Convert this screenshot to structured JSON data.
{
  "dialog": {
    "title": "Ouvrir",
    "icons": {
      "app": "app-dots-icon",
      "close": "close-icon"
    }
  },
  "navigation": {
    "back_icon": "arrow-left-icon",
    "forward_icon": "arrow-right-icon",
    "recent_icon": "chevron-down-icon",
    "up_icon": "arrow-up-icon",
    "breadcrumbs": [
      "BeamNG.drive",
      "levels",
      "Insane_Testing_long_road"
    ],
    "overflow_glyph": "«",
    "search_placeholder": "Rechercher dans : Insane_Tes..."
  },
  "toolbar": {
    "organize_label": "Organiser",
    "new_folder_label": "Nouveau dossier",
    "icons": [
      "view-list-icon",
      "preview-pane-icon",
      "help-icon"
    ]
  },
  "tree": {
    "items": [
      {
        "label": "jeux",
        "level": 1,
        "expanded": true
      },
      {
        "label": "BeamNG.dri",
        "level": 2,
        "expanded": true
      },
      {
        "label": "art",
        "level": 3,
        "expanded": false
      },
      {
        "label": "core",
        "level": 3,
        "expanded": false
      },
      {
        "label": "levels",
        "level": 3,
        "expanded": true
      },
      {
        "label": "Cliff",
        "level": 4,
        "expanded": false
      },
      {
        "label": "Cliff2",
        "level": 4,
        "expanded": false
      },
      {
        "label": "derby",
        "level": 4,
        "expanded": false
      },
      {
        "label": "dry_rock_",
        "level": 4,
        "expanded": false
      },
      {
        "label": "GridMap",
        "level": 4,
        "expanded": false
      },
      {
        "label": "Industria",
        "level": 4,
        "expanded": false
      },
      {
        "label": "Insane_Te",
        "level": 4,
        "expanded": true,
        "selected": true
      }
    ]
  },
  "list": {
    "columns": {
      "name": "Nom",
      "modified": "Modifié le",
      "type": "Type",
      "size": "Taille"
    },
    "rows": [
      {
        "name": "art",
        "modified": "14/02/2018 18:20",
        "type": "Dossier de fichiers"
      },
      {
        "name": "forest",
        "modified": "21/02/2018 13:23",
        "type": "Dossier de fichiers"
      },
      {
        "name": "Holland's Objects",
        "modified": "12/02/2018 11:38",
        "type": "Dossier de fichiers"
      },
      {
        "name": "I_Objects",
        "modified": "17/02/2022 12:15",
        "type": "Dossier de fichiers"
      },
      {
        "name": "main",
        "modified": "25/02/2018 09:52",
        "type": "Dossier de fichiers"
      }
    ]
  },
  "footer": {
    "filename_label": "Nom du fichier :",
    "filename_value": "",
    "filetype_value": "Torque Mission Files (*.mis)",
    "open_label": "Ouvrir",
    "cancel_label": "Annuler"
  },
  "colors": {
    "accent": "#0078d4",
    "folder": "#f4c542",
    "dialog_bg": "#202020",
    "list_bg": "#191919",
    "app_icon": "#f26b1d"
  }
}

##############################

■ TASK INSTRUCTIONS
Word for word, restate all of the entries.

■ OUTPUT FOR THIS TASK
Convert this screenshot to structured JSON data.
{
  "dialog": {
    "title": "Ouvrir",
    "icons": {
      "app": "app-dots-icon",
      "close": "close-icon"
    }
  },
  "navigation": {
    "back_icon": "arrow-left-icon",
    "forward_icon": "arrow-right-icon",
    "recent_icon": "chevron-down-icon",
    "up_icon": "arrow-up-icon",
    "breadcrumbs": [
      "BeamNG.drive",
      "levels",
      "Insane_Testing_long_road"
    ],
    "overflow_glyph": "«",
    "search_placeholder": "Rechercher dans : Insane_Tes..."
  },
  "toolbar": {
    "organize_label": "Organiser",
    "new_folder_label": "Nouveau dossier",
    "icons": [
      "view-list-icon",
      "preview-pane-icon",
      "help-icon"
    ]
  },
  "tree": {
    "items": [
      {
        "label": "jeux",
        "level": 1,
        "expanded": true
      },
      {
        "label": "BeamNG.dri",
        "level": 2,
        "expanded": true
      },
      {
        "label": "art",
        "level": 3,
        "expanded": false
      },
      {
        "label": "core",
        "level": 3,
        "expanded": false
      },
      {
        "label": "levels",
        "level": 3,
        "expanded": true
      },
      {
        "label": "Cliff",
        "level": 4,
        "expanded": false
      },
      {
        "label": "Cliff2",
        "level": 4,
        "expanded": false
      },
      {
        "label": "derby",
        "level": 4,
        "expanded": false
      },
      {
        "label": "dry_rock_",
        "level": 4,
        "expanded": false
      },
      {
        "label": "GridMap",
        "level": 4,
        "expanded": false
      },
      {
        "label": "Industria",
        "level": 4,
        "expanded": false
      },
      {
        "label": "Insane_Te",
        "level": 4,
        "expanded": true,
        "selected": true
      }
    ]
  },
  "list": {
    "columns": {
      "name": "Nom",
      "modified": "Modifié le",
      "type": "Type",
      "size": "Taille"
    },
    "rows": [
      {
        "name": "art",
        "modified": "14/02/2018 18:20",
        "type": "Dossier de fichiers"
      },
      {
        "name": "forest",
        "modified": "21/02/2018 13:23",
        "type": "Dossier de fichiers"
      },
      {
        "name": "Holland's Objects",
        "modified": "12/02/2018 11:38",
        "type": "Dossier de fichiers"
      },
      {
        "name": "I_Objects",
        "modified": "17/02/2022 12:15",
        "type": "Dossier de fichiers"
      },
      {
        "name": "main",
        "modified": "25/02/2018 09:52",
        "type": "Dossier de fichiers"
      }
    ]
  },
  "footer": {
    "filename_label": "Nom du fichier :",
    "filename_value": "",
    "filetype_value": "Torque Mission Files (*.mis)",
    "open_label": "Ouvrir",
    "cancel_label": "Annuler"
  },
  "colors": {
    "accent": "#0078d4",
    "folder": "#f4c542",
    "dialog_bg": "#202020",
    "list_bg": "#191919",
    "app_icon": "#f26b1d"
  }
}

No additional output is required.